The question seems to suggest you have church members willing to talk to young people so I’m going to make the assumption that that is the case. I think that is the first hurdle (and it’s a massive one), the first thing to get over, this is actually by far the hardest thing to do; finding willing people is tough. It’s great that you are in a place to do that, to give them space to have willing members of the congregation that want to talk to young people. I have 5 thoughts that might help:
My first thought, would be celebrate this. I have found that encouragement and celebration get me a lot further than anything which can be seen as a big stick of ‘you could do better’ or ‘here is some training’. Get your little (or big) group together, form a little team, give them praise and appreciation, it’s going to get you far! If you don’t have any interested church members, find one, just one! This is the place to start, you can build from there.
Secondly, listen. have a conversation with the church members, this may sound simple, but don’t assume, ask, perhaps this would be a good place to start; What are their current skills? What do they bring to the relationship? What are are they fearful of? Do they remember what it was like being a teenager? What do they think the young people need? All of these questions (with some from you) will begin to allay any fears that they might have around talking to young people.

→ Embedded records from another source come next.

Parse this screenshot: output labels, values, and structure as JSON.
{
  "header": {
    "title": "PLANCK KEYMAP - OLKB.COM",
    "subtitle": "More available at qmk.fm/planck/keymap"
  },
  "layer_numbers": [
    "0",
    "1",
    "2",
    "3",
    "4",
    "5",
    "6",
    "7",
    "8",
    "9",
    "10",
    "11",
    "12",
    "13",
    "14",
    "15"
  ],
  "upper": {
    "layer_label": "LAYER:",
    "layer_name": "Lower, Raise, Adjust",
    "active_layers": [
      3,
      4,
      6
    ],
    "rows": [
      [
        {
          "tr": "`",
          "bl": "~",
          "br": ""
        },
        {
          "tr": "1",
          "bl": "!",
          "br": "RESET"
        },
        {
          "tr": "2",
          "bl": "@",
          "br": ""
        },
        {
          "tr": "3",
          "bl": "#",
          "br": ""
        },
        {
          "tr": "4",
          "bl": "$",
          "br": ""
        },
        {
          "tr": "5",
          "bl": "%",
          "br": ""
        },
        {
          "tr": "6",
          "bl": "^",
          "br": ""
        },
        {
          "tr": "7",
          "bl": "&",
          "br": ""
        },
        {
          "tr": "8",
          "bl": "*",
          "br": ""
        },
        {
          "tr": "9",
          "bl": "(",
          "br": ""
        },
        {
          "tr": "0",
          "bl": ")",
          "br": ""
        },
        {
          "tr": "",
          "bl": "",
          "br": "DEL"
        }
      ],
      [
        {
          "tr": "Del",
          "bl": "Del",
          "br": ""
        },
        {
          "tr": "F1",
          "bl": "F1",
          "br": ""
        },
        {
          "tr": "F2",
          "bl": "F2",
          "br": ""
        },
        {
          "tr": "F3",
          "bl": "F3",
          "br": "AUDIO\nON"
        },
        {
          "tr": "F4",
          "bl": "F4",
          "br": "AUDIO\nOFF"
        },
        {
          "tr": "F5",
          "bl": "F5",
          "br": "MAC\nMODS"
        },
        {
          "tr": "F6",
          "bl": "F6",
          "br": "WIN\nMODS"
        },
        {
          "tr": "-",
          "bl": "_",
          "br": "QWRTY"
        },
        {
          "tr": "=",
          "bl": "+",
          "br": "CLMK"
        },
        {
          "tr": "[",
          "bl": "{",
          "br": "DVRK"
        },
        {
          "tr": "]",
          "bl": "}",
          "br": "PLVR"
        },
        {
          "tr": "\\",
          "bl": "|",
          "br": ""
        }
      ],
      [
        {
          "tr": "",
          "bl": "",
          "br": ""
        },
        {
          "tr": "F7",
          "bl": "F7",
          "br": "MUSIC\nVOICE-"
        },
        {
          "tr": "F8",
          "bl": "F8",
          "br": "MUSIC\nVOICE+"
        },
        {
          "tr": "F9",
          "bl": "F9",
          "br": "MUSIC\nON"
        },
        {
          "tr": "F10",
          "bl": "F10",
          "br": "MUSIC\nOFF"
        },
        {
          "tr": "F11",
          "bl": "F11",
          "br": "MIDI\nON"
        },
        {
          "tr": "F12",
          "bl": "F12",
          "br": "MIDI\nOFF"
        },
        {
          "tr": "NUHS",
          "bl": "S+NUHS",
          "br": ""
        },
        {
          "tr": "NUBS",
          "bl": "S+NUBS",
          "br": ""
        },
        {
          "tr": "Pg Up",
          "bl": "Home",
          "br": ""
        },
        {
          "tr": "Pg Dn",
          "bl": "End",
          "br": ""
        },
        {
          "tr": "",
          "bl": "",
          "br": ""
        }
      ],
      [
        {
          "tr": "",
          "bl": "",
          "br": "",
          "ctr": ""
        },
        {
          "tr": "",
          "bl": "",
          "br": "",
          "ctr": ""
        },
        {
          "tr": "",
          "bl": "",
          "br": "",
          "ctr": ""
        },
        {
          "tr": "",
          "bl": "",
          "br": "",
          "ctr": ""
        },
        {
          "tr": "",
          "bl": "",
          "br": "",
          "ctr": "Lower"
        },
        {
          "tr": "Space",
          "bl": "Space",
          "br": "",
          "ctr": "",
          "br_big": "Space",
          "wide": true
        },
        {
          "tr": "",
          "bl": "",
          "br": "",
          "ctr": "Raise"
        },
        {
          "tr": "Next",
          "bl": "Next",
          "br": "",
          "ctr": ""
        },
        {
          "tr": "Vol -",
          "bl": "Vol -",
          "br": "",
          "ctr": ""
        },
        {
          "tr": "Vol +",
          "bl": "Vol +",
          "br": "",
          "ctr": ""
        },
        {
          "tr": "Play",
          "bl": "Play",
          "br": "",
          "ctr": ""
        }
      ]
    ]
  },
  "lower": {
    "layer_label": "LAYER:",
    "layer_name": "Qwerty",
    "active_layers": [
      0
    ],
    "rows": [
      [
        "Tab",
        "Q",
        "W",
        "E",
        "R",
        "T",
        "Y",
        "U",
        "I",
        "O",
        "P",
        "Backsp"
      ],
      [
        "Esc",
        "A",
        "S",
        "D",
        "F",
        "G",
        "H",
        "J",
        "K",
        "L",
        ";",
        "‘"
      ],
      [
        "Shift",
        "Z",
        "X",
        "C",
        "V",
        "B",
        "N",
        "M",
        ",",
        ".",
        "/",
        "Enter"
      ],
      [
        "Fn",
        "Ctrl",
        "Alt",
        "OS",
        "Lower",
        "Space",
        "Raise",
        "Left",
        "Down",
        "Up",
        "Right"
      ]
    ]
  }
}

Thirdly break the mould, get out of the box. We don’t need more youth workers, we need more Christians interested in young people!! If you have an accountant perhaps they could help with maths homework, if you have a fireman perhaps they could show them around the fire-station, if you have a full time mum, then perhaps they have time in the day to WhatsApp them some prayers or encouraging scriptures. Most of my conversations with volunteers have been about shattering the illusion of the youth worker and helping them to get away from them thinking they need to be anything other than who they are.
Fourthly Be Genuine: Relationships work when people genuinely bring who they are. Young people see through a facade, they hate fake and young people in 2019 are good at the ‘fake news’ and aware of the trolls on the internet and are therefore hypersensitive to people trying too hard. Encouraging volunteers to be themselves, to work with boundaries, but talk about hard times and doubts.
I think the phrase, ‘show me your scars, don’t show me your wounds’ is a good one for helping people assess what to share or not share. Is this an ongoing painful situation or something that past and is dealt with, however big or small?
Fifth and final; get practical. Give them some stuff to talk about. Get some playing cards from YouthScape, get the 100 sentence starters book. Introduce young people to adults and give them something to talk about, something like this, for example; ‘Here is Trey, he is in year 6 and just about to go to high school. You are just changing jobs, what’s it like for you?’. Or, perhaps give the adults a survey to ask as many young people as possible. Don’t leave the paper blank otherwise people just freeze.
These things require listening to your volunteers (knowing they are changing jobs) breaking the mould (interested in what they do) and being genuine (giving space to talk about the real things in life).